Adam and Kate adopt a baby
Adam and Kate were thinking about adoption when they heard about Concurrent Planning through a friend. They felt it would be a wonderful thing to do for a baby who’d had a difficult start in life.
“We first heard about Euan less than a week before he came to live with us and were formally asked to look after him just a few hours before we picked him up. Three days later we started contact with his birth family.
Contact with the birth family
"At first we found contact with the birth family hard. But we understood that it is part of the process and important for the child to socialise with their birth family. Then, if it’s decided they can return to live with them, they will have a bond.
“Euan’s birth mum and dad enjoyed seeing him and listened to the contact worker’s advice about how to look after him. There were frustrations, but they were with the system, not me or my husband. Our relationship with them was very amicable.
“I would think to myself, 'They’re his parents. I’m helping with the baby while they’re sorting themselves out'.
Developments in court
“However, after about six months, there was a hearing where social workers from the local authority gave evidence about the birth parents' capabilities as carers, and it began to look very unlikely that they’d be able to look after Euan. Then a relative put in an application to care for him. This was hard; a mystery person coming along.
“We took it a step at a time and finally the relative concluded she couldn’t take care of him either.
How you cope
“It’s funny the little things you do for self preservation. I like nice children’s clothes but I found I couldn't buy him things; I had to play it day at a time. I had a couple of friends with lovely things and I just used the borrowed clothes.
“There was one moment, towards the end of the process, when Euan wasn’t sleeping and we were lying on the bed and I was pretending to sleep to try and get him off. He reached out and touched my face. And I thought, ‘Who are you kidding, you love this baby so much’.
“Our social workers helped by arranging for us to meet a set of carers who looked after a baby who was returned back to the birth family. They reassured us that if it looks as if the child may return home you have a good idea early on and are supported. We always thought, 'If he doesn’t come to us, we’ve given him a good start'.
Reflecting on the process
“Concurrent Planning is intense and absolutely child centred. That said, I would be surprised if there were many concurrent carers who regret going through it.

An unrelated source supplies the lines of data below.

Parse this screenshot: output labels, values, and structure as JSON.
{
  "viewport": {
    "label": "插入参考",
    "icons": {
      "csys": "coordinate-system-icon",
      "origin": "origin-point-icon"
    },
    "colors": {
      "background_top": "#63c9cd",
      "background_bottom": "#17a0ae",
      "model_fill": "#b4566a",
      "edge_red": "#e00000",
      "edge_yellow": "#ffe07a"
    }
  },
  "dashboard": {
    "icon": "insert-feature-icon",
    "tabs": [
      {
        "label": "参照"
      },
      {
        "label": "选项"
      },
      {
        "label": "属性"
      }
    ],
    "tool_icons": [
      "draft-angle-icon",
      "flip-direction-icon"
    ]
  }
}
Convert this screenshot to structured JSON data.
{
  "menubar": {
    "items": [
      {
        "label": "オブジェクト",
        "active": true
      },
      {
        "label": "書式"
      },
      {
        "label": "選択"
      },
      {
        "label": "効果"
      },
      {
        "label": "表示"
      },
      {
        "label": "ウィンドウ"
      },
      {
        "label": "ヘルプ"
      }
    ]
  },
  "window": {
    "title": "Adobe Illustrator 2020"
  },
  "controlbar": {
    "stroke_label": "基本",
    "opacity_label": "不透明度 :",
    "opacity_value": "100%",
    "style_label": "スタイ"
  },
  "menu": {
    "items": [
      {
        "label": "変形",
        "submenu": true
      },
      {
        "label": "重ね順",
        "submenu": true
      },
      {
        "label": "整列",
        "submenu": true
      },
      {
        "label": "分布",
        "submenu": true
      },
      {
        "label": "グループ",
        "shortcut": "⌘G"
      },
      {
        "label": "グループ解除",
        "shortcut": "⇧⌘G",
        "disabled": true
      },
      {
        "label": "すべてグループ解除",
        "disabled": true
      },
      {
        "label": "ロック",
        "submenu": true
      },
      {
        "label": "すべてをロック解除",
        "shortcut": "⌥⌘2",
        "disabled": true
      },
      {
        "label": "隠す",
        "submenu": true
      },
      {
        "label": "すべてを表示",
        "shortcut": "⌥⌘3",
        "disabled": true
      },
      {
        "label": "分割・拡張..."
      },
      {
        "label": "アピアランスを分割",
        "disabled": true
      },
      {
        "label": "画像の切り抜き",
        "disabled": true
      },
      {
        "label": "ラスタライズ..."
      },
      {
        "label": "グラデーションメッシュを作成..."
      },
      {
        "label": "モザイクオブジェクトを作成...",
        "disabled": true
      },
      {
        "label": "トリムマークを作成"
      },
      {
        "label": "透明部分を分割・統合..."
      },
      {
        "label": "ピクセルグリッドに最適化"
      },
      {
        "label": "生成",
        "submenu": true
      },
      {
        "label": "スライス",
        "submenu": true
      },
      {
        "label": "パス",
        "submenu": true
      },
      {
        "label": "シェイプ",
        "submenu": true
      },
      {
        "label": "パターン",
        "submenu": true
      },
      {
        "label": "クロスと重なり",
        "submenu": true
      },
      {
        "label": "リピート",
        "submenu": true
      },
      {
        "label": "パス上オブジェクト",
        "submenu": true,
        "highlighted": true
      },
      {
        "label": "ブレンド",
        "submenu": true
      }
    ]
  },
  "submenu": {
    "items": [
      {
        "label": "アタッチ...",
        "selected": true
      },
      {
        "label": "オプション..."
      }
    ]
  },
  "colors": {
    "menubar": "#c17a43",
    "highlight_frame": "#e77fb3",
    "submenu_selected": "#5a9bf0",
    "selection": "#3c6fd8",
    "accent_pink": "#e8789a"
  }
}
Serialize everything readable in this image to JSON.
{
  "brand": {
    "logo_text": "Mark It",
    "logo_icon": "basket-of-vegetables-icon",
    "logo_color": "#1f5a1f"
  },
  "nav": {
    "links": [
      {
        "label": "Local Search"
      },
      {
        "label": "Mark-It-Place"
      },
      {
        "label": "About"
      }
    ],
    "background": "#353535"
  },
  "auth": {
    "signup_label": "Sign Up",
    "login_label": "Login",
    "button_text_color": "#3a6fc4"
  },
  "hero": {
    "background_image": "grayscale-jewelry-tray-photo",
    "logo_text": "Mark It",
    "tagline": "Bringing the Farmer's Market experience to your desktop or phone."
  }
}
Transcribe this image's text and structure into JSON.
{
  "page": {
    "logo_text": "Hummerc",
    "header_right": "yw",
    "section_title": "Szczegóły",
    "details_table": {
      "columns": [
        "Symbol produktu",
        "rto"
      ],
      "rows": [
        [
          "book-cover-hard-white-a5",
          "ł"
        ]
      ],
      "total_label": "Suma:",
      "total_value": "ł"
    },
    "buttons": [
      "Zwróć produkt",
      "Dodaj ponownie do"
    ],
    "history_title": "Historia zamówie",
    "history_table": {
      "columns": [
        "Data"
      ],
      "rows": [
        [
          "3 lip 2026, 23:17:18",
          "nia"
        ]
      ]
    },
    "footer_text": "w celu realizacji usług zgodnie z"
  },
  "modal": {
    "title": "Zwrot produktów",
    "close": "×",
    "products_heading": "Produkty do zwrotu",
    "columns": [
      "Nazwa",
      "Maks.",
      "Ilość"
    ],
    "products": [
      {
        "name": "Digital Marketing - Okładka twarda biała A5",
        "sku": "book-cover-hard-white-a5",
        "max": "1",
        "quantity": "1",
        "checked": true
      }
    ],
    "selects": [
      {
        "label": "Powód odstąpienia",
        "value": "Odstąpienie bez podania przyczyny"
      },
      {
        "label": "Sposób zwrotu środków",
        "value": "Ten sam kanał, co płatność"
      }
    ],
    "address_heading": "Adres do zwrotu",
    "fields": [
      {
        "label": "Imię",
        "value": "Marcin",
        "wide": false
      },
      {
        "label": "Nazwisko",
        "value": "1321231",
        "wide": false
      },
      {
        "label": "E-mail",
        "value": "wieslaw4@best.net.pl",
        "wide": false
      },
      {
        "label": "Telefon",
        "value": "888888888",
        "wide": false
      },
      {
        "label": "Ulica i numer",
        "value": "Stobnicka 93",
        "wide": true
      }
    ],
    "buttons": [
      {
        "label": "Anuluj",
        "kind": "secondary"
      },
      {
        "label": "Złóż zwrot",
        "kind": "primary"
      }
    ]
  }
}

“Today, Euan has a very happy life. He goes to a music class, little gym and playgroups. He’s outgoing and friendly.
"As soon as we had the Adoption Order, we started calling ourselves Mummy and Daddy, instead of our first names, from that moment all the walls came down."